__Problem requirements__
Return all the entries word for word, minus the pictures.

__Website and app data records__

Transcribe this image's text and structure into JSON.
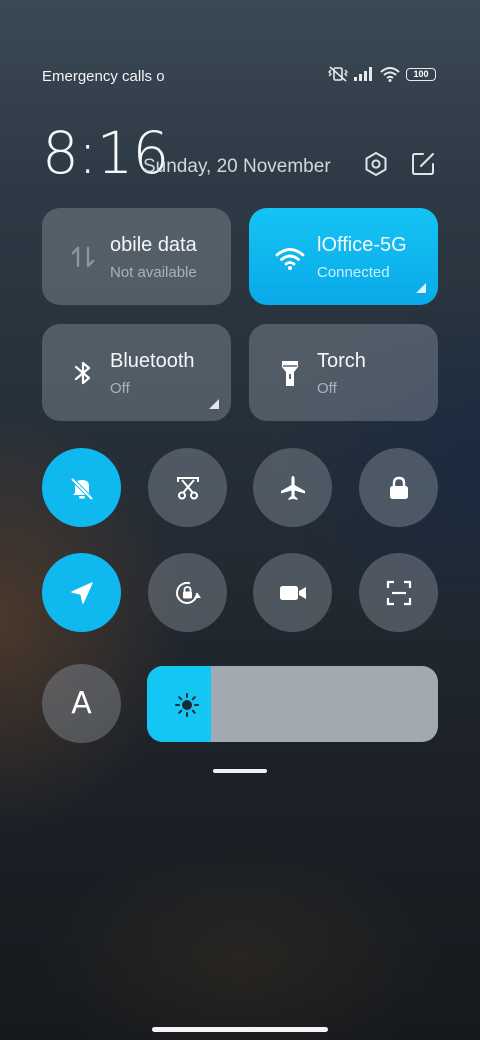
{
  "status_bar": {
    "carrier_text": "Emergency calls o",
    "battery_level": "100",
    "icons": [
      "mute-vibrate-icon",
      "signal-icon",
      "wifi-icon",
      "battery-icon"
    ]
  },
  "header": {
    "time": "8:16",
    "date": "Sunday, 20 November",
    "icons": [
      "settings-icon",
      "edit-icon"
    ]
  },
  "tiles": [
    {
      "title": "obile data",
      "subtitle": "Not available",
      "state": "off",
      "icon": "mobile-data-icon"
    },
    {
      "title": "lOffice-5G",
      "subtitle": "Connected",
      "state": "active",
      "icon": "wifi-icon"
    },
    {
      "title": "Bluetooth",
      "subtitle": "Off",
      "state": "off",
      "icon": "bluetooth-icon"
    },
    {
      "title": "Torch",
      "subtitle": "Off",
      "state": "off",
      "icon": "torch-icon"
    }
  ],
  "toggles": [
    {
      "icon": "silent-bell-icon",
      "active": true
    },
    {
      "icon": "screenshot-scissors-icon",
      "active": false
    },
    {
      "icon": "airplane-icon",
      "active": false
    },
    {
      "icon": "lock-icon",
      "active": false
    },
    {
      "icon": "location-icon",
      "active": true
    },
    {
      "icon": "rotation-lock-icon",
      "active": false
    },
    {
      "icon": "video-camera-icon",
      "active": false
    },
    {
      "icon": "scan-icon",
      "active": false
    }
  ],
  "reading_mode": {
    "label": "A"
  },
  "brightness": {
    "level_percent": 22,
    "icon": "sun-icon"
  },
  "colors": {
    "accent": "#10b8f0",
    "tile_bg": "#6b747d",
    "slider_track": "#a3a9b0"
  }
}
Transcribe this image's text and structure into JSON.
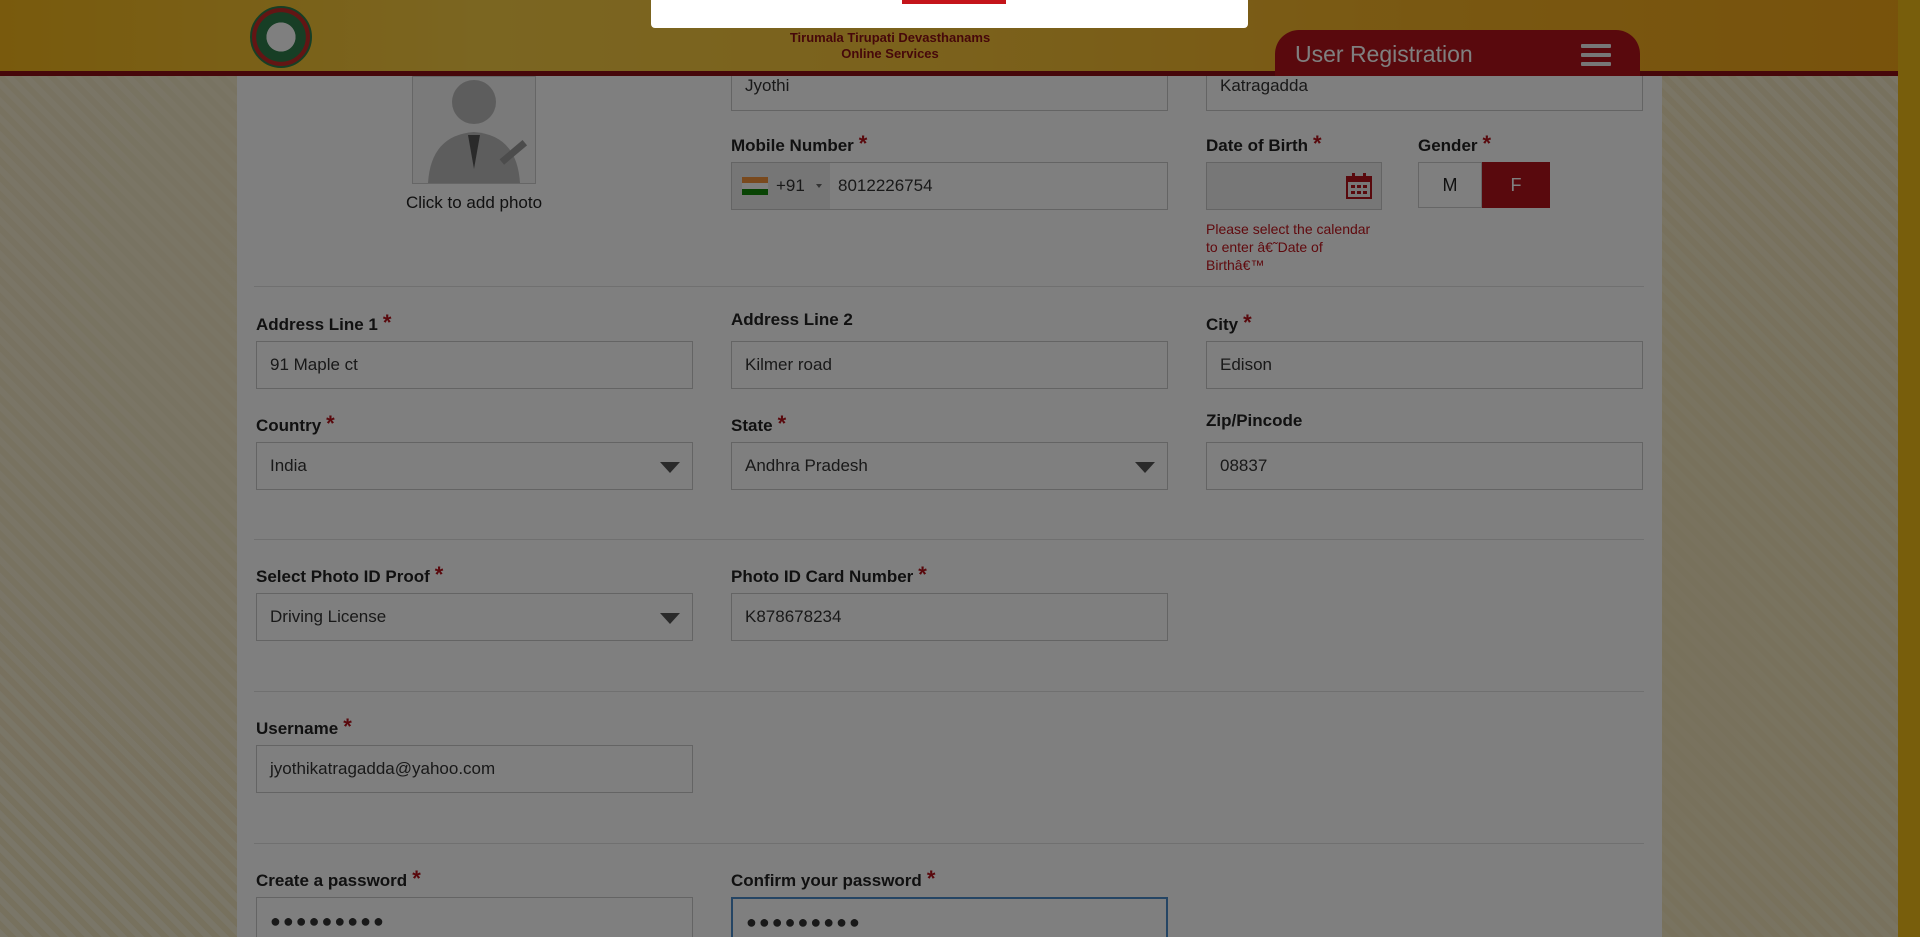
{
  "header": {
    "org_line1": "Tirumala Tirupati Devasthanams",
    "org_line2": "Online Services",
    "page_title": "User Registration"
  },
  "photo": {
    "caption": "Click to add photo"
  },
  "form": {
    "first_name_value": "Jyothi",
    "last_name_value": "Katragadda",
    "mobile_label": "Mobile Number",
    "country_code": "+91",
    "mobile_value": "8012226754",
    "dob_label": "Date of Birth",
    "dob_error": "Please select the calendar to enter â€˜Date of Birthâ€™",
    "gender_label": "Gender",
    "gender_m": "M",
    "gender_f": "F",
    "address1_label": "Address Line 1",
    "address1_value": "91 Maple ct",
    "address2_label": "Address Line 2",
    "address2_value": "Kilmer road",
    "city_label": "City",
    "city_value": "Edison",
    "country_label": "Country",
    "country_value": "India",
    "state_label": "State",
    "state_value": "Andhra Pradesh",
    "zip_label": "Zip/Pincode",
    "zip_value": "08837",
    "id_proof_label": "Select Photo ID Proof",
    "id_proof_value": "Driving License",
    "id_number_label": "Photo ID Card Number",
    "id_number_value": "K878678234",
    "username_label": "Username",
    "username_value": "jyothikatragadda@yahoo.com",
    "password_label": "Create a password",
    "password_value": "●●●●●●●●●",
    "confirm_label": "Confirm your password",
    "confirm_value": "●●●●●●●●●",
    "required_mark": "*"
  }
}
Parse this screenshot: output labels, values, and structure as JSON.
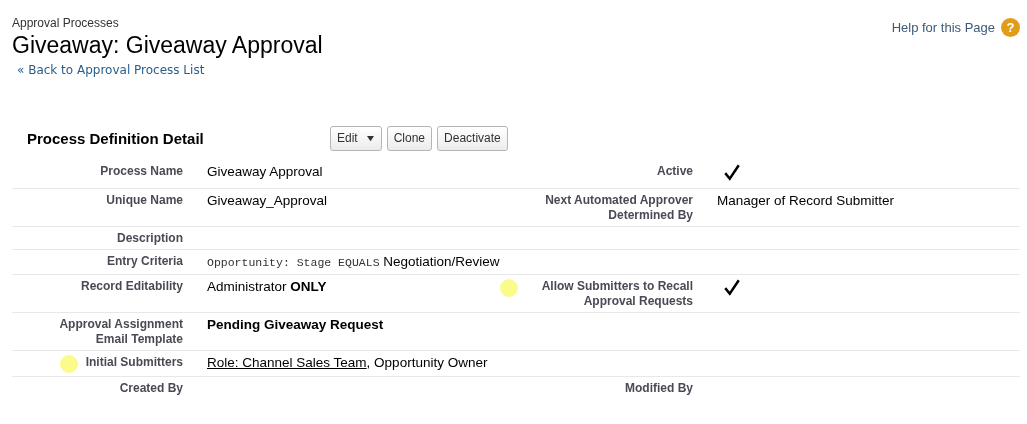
{
  "header": {
    "breadcrumb": "Approval Processes",
    "title": "Giveaway: Giveaway Approval",
    "back_link": "« Back to Approval Process List",
    "help_link": "Help for this Page",
    "help_icon": "?"
  },
  "section": {
    "title": "Process Definition Detail",
    "buttons": [
      {
        "label": "Edit",
        "dropdown": true
      },
      {
        "label": "Clone",
        "dropdown": false
      },
      {
        "label": "Deactivate",
        "dropdown": false
      }
    ]
  },
  "rows": [
    {
      "left": {
        "label": "Process Name",
        "marked": false,
        "value": [
          {
            "kind": "text",
            "text": "Giveaway Approval"
          }
        ]
      },
      "right": {
        "label": "Active",
        "marked": false,
        "kind": "checkbox",
        "checked": true
      }
    },
    {
      "left": {
        "label": "Unique Name",
        "marked": false,
        "value": [
          {
            "kind": "text",
            "text": "Giveaway_Approval"
          }
        ]
      },
      "right": {
        "label": "Next Automated Approver Determined By",
        "marked": false,
        "kind": "text",
        "value": "Manager of Record Submitter"
      }
    },
    {
      "left": {
        "label": "Description",
        "marked": false
      }
    },
    {
      "left": {
        "label": "Entry Criteria",
        "marked": false,
        "value": [
          {
            "kind": "code",
            "text": "Opportunity: Stage EQUALS"
          },
          {
            "kind": "text",
            "text": " Negotiation/Review"
          }
        ]
      }
    },
    {
      "left": {
        "label": "Record Editability",
        "marked": false,
        "value": [
          {
            "kind": "text",
            "text": "Administrator **ONLY**"
          }
        ]
      },
      "right": {
        "label": "Allow Submitters to Recall Approval Requests",
        "marked": true,
        "kind": "checkbox",
        "checked": true
      }
    },
    {
      "left": {
        "label": "Approval Assignment Email Template",
        "marked": false,
        "value": [
          {
            "kind": "bold",
            "text": "Pending Giveaway Request"
          }
        ]
      }
    },
    {
      "left": {
        "label": "Initial Submitters",
        "marked": true,
        "value": [
          {
            "kind": "link",
            "text": "Role: Channel Sales Team"
          },
          {
            "kind": "text",
            "text": ", Opportunity Owner"
          }
        ]
      }
    },
    {
      "left": {
        "label": "Created By",
        "marked": false
      },
      "right": {
        "label": "Modified By",
        "marked": false,
        "kind": "text"
      }
    }
  ]
}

__Result of this task__
Transcribe this image's text and structure into JSON.
{
  "status_bar": {
    "carrier_text": "Emergency calls o",
    "battery_level": "100",
    "icons": [
      "mute-vibrate-icon",
      "signal-icon",
      "wifi-icon",
      "battery-icon"
    ]
  },
  "header": {
    "time": "8:16",
    "date": "Sunday, 20 November",
    "icons": [
      "settings-icon",
      "edit-icon"
    ]
  },
  "tiles": [
    {
      "title": "obile data",
      "subtitle": "Not available",
      "state": "off",
      "icon": "mobile-data-icon"
    },
    {
      "title": "lOffice-5G",
      "subtitle": "Connected",
      "state": "active",
      "icon": "wifi-icon"
    },
    {
      "title": "Bluetooth",
      "subtitle": "Off",
      "state": "off",
      "icon": "bluetooth-icon"
    },
    {
      "title": "Torch",
      "subtitle": "Off",
      "state": "off",
      "icon": "torch-icon"
    }
  ],
  "toggles": [
    {
      "icon": "silent-bell-icon",
      "active": true
    },
    {
      "icon": "screenshot-scissors-icon",
      "active": false
    },
    {
      "icon": "airplane-icon",
      "active": false
    },
    {
      "icon": "lock-icon",
      "active": false
    },
    {
      "icon": "location-icon",
      "active": true
    },
    {
      "icon": "rotation-lock-icon",
      "active": false
    },
    {
      "icon": "video-camera-icon",
      "active": false
    },
    {
      "icon": "scan-icon",
      "active": false
    }
  ],
  "reading_mode": {
    "label": "A"
  },
  "brightness": {
    "level_percent": 22,
    "icon": "sun-icon"
  },
  "colors": {
    "accent": "#10b8f0",
    "tile_bg": "#6b747d",
    "slider_track": "#a3a9b0"
  }
}
Transcribe this image's text and structure into JSON.
{
  "header": {
    "org_line1": "Tirumala Tirupati Devasthanams",
    "org_line2": "Online Services",
    "page_title": "User Registration"
  },
  "photo": {
    "caption": "Click to add photo"
  },
  "form": {
    "first_name_value": "Jyothi",
    "last_name_value": "Katragadda",
    "mobile_label": "Mobile Number",
    "country_code": "+91",
    "mobile_value": "8012226754",
    "dob_label": "Date of Birth",
    "dob_error": "Please select the calendar to enter â€˜Date of Birthâ€™",
    "gender_label": "Gender",
    "gender_m": "M",
    "gender_f": "F",
    "address1_label": "Address Line 1",
    "address1_value": "91 Maple ct",
    "address2_label": "Address Line 2",
    "address2_value": "Kilmer road",
    "city_label": "City",
    "city_value": "Edison",
    "country_label": "Country",
    "country_value": "India",
    "state_label": "State",
    "state_value": "Andhra Pradesh",
    "zip_label": "Zip/Pincode",
    "zip_value": "08837",
    "id_proof_label": "Select Photo ID Proof",
    "id_proof_value": "Driving License",
    "id_number_label": "Photo ID Card Number",
    "id_number_value": "K878678234",
    "username_label": "Username",
    "username_value": "jyothikatragadda@yahoo.com",
    "password_label": "Create a password",
    "password_value": "●●●●●●●●●",
    "confirm_label": "Confirm your password",
    "confirm_value": "●●●●●●●●●",
    "required_mark": "*"
  }
}
Parse this screenshot: output labels, values, and structure as JSON.
{
  "header": {
    "breadcrumb": "Approval Processes",
    "title": "Giveaway: Giveaway Approval",
    "back_link": "« Back to Approval Process List",
    "help_link": "Help for this Page",
    "help_icon": "?"
  },
  "section": {
    "title": "Process Definition Detail",
    "buttons": [
      {
        "label": "Edit",
        "dropdown": true
      },
      {
        "label": "Clone",
        "dropdown": false
      },
      {
        "label": "Deactivate",
        "dropdown": false
      }
    ]
  },
  "rows": [
    {
      "left": {
        "label": "Process Name",
        "marked": false,
        "value": [
          {
            "kind": "text",
            "text": "Giveaway Approval"
          }
        ]
      },
      "right": {
        "label": "Active",
        "marked": false,
        "kind": "checkbox",
        "checked": true
      }
    },
    {
      "left": {
        "label": "Unique Name",
        "marked": false,
        "value": [
          {
            "kind": "text",
            "text": "Giveaway_Approval"
          }
        ]
      },
      "right": {
        "label": "Next Automated Approver Determined By",
        "marked": false,
        "kind": "text",
        "value": "Manager of Record Submitter"
      }
    },
    {
      "left": {
        "label": "Description",
        "marked": false
      }
    },
    {
      "left": {
        "label": "Entry Criteria",
        "marked": false,
        "value": [
          {
            "kind": "code",
            "text": "Opportunity: Stage EQUALS"
          },
          {
            "kind": "text",
            "text": " Negotiation/Review"
          }
        ]
      }
    },
    {
      "left": {
        "label": "Record Editability",
        "marked": false,
        "value": [
          {
            "kind": "text",
            "text": "Administrator **ONLY**"
          }
        ]
      },
      "right": {
        "label": "Allow Submitters to Recall Approval Requests",
        "marked": true,
        "kind": "checkbox",
        "checked": true
      }
    },
    {
      "left": {
        "label": "Approval Assignment Email Template",
        "marked": false,
        "value": [
          {
            "kind": "bold",
            "text": "Pending Giveaway Request"
          }
        ]
      }
    },
    {
      "left": {
        "label": "Initial Submitters",
        "marked": true,
        "value": [
          {
            "kind": "link",
            "text": "Role: Channel Sales Team"
          },
          {
            "kind": "text",
            "text": ", Opportunity Owner"
          }
        ]
      }
    },
    {
      "left": {
        "label": "Created By",
        "marked": false
      },
      "right": {
        "label": "Modified By",
        "marked": false,
        "kind": "text"
      }
    }
  ]
}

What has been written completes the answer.